Start of Block

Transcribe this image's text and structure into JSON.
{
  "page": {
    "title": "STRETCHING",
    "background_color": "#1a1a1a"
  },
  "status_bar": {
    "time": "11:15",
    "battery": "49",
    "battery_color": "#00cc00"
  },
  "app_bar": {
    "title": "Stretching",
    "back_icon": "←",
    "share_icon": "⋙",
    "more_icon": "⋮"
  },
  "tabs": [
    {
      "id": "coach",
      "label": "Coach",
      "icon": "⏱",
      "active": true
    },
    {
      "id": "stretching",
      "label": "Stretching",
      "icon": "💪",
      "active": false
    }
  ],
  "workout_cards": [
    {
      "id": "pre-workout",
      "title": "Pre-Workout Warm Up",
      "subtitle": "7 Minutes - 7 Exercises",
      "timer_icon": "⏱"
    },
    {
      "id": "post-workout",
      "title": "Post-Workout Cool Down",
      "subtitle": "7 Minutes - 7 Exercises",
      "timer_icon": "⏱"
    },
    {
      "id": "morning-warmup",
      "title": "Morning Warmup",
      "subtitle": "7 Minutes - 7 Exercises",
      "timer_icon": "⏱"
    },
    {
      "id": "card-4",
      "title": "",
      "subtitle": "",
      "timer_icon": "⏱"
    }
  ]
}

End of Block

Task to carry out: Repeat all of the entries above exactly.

Expected output:
Transcribe this image's text and structure into JSON.
{
  "page": {
    "title": "STRETCHING",
    "background_color": "#1a1a1a"
  },
  "status_bar": {
    "time": "11:15",
    "battery": "49",
    "battery_color": "#00cc00"
  },
  "app_bar": {
    "title": "Stretching",
    "back_icon": "←",
    "share_icon": "⋙",
    "more_icon": "⋮"
  },
  "tabs": [
    {
      "id": "coach",
      "label": "Coach",
      "icon": "⏱",
      "active": true
    },
    {
      "id": "stretching",
      "label": "Stretching",
      "icon": "💪",
      "active": false
    }
  ],
  "workout_cards": [
    {
      "id": "pre-workout",
      "title": "Pre-Workout Warm Up",
      "subtitle": "7 Minutes - 7 Exercises",
      "timer_icon": "⏱"
    },
    {
      "id": "post-workout",
      "title": "Post-Workout Cool Down",
      "subtitle": "7 Minutes - 7 Exercises",
      "timer_icon": "⏱"
    },
    {
      "id": "morning-warmup",
      "title": "Morning Warmup",
      "subtitle": "7 Minutes - 7 Exercises",
      "timer_icon": "⏱"
    },
    {
      "id": "card-4",
      "title": "",
      "subtitle": "",
      "timer_icon": "⏱"
    }
  ]
}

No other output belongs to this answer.